• What you need to do: Every line below that has "Geometry" in it should be copied.

[Page and application data records]
--------

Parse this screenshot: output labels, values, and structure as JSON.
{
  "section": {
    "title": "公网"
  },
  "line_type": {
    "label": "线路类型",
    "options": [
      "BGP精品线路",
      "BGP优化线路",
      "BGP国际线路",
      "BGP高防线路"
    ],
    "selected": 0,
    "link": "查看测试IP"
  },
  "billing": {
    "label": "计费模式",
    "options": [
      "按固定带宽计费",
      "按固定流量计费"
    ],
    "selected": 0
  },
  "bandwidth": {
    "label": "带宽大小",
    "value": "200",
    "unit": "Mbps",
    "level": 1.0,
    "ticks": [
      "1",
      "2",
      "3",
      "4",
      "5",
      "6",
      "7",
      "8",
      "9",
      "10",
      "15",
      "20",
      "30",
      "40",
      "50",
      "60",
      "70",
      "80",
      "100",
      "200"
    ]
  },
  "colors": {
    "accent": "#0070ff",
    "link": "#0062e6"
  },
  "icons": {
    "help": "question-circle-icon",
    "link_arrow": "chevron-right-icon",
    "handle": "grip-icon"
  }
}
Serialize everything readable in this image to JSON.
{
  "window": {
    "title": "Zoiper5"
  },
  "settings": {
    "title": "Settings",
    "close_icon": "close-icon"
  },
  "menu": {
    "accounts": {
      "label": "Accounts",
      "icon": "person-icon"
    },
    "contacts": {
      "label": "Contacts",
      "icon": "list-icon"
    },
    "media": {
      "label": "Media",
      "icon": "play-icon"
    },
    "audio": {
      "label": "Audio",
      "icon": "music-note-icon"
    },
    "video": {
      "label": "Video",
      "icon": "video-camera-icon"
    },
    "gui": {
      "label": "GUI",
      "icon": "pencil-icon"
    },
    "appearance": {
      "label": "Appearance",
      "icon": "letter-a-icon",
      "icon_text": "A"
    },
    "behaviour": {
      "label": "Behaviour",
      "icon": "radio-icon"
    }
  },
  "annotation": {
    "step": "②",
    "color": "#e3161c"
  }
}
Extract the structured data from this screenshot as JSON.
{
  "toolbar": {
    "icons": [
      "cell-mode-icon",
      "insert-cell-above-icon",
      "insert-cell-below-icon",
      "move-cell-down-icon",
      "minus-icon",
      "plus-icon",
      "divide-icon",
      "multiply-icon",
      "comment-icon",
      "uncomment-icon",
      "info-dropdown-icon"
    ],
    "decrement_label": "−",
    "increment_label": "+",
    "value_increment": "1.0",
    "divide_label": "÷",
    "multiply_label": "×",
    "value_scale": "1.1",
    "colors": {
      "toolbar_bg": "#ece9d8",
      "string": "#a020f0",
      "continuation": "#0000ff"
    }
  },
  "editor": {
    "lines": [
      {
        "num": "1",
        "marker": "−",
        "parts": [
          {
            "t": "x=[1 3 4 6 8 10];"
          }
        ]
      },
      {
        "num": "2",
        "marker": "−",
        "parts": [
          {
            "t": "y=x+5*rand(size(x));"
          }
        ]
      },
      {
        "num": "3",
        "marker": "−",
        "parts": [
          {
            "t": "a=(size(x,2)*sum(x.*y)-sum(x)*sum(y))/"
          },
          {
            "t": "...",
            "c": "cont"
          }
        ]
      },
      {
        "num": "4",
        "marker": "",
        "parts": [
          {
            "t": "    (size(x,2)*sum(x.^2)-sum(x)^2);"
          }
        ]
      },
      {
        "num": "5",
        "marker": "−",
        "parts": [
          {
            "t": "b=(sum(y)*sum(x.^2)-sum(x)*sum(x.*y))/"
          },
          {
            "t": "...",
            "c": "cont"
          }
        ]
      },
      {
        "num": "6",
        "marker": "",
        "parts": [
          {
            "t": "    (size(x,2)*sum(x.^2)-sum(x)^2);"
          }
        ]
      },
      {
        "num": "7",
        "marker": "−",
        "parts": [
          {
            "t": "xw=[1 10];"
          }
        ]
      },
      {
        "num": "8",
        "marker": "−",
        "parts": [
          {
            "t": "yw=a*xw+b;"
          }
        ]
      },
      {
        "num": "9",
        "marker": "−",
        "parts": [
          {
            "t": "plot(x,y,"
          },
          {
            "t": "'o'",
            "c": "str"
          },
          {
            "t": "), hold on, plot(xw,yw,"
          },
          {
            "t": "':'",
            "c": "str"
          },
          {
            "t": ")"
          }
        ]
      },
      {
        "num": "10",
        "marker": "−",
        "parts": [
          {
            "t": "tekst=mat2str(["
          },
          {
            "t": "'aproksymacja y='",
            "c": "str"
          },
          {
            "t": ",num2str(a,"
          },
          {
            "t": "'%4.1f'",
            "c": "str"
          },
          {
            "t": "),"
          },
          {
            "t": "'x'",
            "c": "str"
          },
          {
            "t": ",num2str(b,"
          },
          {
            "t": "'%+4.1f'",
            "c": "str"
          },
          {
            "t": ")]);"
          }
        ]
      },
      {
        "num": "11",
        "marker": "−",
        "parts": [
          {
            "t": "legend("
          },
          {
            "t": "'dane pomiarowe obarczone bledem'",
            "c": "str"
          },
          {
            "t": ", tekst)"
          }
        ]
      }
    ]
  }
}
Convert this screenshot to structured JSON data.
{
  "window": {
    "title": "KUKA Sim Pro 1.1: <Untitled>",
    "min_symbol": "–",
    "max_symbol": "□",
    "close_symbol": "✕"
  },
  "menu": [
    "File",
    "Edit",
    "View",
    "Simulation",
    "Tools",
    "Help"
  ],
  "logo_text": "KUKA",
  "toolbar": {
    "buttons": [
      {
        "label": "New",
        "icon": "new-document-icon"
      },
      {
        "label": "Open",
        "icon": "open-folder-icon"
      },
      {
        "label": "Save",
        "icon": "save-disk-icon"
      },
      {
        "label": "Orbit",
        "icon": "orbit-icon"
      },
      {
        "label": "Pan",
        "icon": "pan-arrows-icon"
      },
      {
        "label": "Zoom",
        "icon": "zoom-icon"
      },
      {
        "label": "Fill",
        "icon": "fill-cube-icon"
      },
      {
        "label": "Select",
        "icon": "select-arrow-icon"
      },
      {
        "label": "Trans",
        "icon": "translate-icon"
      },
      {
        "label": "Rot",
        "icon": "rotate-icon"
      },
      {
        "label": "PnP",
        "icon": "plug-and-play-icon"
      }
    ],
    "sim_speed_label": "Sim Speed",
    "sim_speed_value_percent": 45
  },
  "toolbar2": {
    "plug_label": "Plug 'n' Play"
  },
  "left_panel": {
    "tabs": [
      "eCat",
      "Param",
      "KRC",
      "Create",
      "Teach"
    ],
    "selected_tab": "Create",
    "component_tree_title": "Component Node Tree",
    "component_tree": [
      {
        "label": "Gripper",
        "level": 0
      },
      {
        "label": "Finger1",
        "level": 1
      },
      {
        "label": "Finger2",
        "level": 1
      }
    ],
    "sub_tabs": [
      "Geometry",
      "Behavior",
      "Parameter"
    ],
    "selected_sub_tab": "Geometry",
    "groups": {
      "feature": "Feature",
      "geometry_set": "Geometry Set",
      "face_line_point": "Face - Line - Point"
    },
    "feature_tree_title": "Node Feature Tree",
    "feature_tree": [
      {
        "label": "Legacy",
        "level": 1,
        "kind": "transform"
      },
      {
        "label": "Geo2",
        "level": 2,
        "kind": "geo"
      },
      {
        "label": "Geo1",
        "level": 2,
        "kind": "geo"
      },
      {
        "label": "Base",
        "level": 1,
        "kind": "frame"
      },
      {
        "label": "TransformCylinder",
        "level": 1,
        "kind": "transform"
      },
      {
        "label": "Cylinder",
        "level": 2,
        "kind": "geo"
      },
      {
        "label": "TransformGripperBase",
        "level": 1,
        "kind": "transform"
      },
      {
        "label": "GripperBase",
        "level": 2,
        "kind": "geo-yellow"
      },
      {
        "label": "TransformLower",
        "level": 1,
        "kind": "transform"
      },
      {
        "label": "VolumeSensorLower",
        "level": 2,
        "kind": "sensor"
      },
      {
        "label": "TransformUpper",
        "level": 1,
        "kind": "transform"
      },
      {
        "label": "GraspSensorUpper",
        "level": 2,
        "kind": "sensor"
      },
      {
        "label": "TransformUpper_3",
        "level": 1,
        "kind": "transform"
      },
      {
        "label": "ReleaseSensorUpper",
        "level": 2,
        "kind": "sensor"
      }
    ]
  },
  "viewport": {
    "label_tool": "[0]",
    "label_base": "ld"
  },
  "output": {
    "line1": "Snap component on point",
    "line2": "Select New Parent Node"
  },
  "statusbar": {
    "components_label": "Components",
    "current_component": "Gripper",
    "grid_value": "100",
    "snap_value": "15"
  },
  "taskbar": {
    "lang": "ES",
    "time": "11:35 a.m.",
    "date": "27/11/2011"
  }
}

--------

• Solved exercise:
      "Geometry",
    "selected_sub_tab": "Geometry",
      "geometry_set": "Geometry Set",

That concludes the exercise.